In 1948, the breed was officially recognized. In the Rostov region, government-guided stud farms crossed Don and Anglo-Don mares with Russian and European Thoroughbred stallions to improve the look, speed, and conformation of the Don. Because foals inherit over 50% of their looks and temperament from their dam, using native mares helped to preserve the integrity of the steppe horse.
The Budenny Horse possesses a highly trainable and intelligent mind. Known as one-person horses, they bond with their handler as befitting a breed destined to be a soldier’s partner. The Budenny needed to be easily controllable, sure-footed, brave, spirited and able to make independant decisions for itself so that its rider could be otherwise occupied.
After the close of World War II and the disbanding of the USSR Cavalry in 1953, the Budenny was transitioned into the role of sporthorse. In Russia, it is well known as an exceptional showjumper, and endurance races are regularly run to test for the quality of young stock.
Budennies have been known to perform well in jumping, dressage, steeplechase, and eventing. They are also used as light carriage horses.
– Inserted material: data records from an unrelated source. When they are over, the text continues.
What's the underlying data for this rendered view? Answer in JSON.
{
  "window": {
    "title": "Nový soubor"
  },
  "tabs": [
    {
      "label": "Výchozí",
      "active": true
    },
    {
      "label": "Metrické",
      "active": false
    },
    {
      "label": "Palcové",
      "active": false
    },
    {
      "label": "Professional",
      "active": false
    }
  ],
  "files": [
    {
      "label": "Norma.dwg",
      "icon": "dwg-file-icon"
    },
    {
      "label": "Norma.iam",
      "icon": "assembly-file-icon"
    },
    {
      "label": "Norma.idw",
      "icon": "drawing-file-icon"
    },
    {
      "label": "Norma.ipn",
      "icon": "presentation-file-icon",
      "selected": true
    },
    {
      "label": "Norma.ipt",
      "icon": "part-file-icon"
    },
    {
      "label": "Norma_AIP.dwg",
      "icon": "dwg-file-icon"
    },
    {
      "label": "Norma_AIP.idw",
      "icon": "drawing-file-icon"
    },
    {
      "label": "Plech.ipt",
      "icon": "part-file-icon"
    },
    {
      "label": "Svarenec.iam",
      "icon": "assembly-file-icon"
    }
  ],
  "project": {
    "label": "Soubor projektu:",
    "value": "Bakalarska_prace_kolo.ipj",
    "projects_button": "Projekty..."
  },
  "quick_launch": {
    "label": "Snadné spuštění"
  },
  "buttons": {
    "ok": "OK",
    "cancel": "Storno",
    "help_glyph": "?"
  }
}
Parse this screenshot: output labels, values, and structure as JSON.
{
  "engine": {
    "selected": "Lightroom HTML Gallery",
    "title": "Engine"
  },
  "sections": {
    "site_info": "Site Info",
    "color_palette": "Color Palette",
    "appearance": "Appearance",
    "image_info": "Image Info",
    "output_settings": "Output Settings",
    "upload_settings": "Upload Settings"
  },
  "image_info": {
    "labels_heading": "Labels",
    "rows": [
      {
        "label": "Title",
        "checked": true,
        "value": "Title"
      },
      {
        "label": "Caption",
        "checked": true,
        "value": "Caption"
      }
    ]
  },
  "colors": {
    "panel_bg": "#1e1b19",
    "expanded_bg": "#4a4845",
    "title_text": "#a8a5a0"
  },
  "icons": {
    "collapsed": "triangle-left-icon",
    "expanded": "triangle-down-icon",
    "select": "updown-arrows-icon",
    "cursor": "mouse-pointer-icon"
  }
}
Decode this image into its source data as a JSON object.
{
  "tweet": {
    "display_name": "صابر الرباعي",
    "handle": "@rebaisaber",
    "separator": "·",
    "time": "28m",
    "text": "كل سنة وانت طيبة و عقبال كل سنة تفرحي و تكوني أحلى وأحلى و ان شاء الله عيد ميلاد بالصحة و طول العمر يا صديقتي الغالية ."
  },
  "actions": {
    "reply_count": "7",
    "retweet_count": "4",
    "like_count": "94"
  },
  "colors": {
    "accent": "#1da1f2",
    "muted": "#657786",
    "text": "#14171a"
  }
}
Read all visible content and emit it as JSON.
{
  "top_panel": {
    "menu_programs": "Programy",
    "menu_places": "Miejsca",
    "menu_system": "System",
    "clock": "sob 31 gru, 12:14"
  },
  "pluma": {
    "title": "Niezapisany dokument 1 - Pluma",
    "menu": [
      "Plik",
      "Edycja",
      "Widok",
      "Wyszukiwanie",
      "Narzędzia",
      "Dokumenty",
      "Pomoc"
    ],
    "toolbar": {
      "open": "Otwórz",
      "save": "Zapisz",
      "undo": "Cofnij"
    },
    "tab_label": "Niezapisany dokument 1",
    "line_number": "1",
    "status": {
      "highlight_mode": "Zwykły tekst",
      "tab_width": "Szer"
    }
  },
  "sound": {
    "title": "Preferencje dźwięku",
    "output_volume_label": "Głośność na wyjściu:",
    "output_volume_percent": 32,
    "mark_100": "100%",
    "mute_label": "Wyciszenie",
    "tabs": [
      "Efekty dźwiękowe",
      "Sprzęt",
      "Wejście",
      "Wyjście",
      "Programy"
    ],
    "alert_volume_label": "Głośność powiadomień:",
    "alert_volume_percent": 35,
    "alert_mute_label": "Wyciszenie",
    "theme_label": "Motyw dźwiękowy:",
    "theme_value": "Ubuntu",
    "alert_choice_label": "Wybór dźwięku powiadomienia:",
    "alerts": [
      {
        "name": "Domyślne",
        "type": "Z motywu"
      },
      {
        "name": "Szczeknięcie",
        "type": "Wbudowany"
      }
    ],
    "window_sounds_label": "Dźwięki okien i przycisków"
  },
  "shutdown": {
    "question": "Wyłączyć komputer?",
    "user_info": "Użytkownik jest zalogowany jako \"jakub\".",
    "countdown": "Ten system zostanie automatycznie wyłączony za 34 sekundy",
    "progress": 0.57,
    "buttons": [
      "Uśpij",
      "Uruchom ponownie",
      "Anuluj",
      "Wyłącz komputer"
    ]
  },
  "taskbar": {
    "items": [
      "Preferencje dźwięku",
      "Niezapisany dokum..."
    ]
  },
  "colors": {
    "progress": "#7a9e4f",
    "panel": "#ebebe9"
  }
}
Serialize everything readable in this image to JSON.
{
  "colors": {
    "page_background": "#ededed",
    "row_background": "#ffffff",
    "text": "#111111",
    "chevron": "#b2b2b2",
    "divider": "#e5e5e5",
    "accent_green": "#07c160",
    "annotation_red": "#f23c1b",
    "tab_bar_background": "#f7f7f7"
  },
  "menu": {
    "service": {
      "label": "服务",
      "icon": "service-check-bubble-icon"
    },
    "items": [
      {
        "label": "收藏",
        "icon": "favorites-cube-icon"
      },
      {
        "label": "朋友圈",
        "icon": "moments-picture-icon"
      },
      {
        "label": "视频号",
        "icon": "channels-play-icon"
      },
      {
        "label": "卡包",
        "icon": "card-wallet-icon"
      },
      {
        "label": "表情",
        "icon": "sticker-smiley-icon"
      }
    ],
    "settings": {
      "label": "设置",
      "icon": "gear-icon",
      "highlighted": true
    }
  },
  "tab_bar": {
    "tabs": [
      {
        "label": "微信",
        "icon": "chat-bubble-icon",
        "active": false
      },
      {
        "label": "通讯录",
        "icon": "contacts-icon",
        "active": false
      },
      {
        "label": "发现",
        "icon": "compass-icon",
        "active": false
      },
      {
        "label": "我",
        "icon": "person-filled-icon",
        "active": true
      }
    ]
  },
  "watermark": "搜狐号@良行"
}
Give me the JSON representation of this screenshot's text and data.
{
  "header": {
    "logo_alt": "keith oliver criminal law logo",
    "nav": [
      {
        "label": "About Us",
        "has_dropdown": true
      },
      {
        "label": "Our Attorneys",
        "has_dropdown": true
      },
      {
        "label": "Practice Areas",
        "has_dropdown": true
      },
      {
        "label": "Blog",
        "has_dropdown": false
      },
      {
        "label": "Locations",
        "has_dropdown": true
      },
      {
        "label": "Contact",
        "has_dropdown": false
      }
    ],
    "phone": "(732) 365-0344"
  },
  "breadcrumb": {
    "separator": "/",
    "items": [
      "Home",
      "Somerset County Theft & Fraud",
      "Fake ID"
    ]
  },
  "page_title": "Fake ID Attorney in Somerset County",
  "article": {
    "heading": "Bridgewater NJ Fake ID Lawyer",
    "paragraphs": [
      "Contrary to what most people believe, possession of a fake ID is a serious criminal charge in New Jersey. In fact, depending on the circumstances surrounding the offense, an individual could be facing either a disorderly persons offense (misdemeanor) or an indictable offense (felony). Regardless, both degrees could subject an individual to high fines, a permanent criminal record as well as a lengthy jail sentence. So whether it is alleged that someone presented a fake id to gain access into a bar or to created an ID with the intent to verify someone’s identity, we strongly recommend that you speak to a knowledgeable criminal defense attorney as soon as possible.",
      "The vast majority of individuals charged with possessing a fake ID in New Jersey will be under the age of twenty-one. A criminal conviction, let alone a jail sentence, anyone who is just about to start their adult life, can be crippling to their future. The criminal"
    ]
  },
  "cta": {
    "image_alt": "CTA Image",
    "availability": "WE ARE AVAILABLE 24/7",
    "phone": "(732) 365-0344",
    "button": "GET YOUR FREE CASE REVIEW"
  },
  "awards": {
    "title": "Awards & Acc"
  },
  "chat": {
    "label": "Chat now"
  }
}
The Budenny Horse possesses the unique physical attribute of being able to recover faster from hard exercise and with a lower pulse rate than the average horse. This makes them exceptional candidates for sport and is testament to the rigorous athletic standards that base stock were subjected to.
Worldwide, there is an estimated total population of 2,500 registered Budenny horses. The breeding population is reckoned by the number of mares, of which there are around 600.
Today, there are three distinct Budenny types:
- Typical: Horses which optimally combine the qualities of the Thoroughbred and the Don. They are large, rectangular, good bone, well-developed muscles and a dedicated work ethic.
- Eastern: These horses show a strong influence from the Don. They are characterized by a smoothness of lines and roundness of form with an original beauty and elegance of appearance, especially in combination with a golden shade of chestnut, brown or bay.
- Massive: Of an extremely large size, these horses have deep, big ribs, and a torso of extended format. They are characterized by a simplicity and roughness of form. These horses, along with those of the typical type are also associated with playfulness in demeanor.
Crossbreeding with thoroughbreds and Arabians is allowed in the registry, but there is a total amount of 5/8ths blood of Thoroughbred or Arabian allowed for foals to be considered for registration with VNIIK as full Budenny horses.
Thoroughbred crosses should result in offspring of a Typical type. Arabian crosses should result in a more Eastern type, with elegance but without compromise to the Don influence. Under this 5/8ths rule, there are specific color restrictions in terms of the broodmares or sires used in a cross to a Budenny:
- Thoroughbred – Solid colored. Chestnut and bay preferred; no grey.
- Arabian – Chestnut or bay only.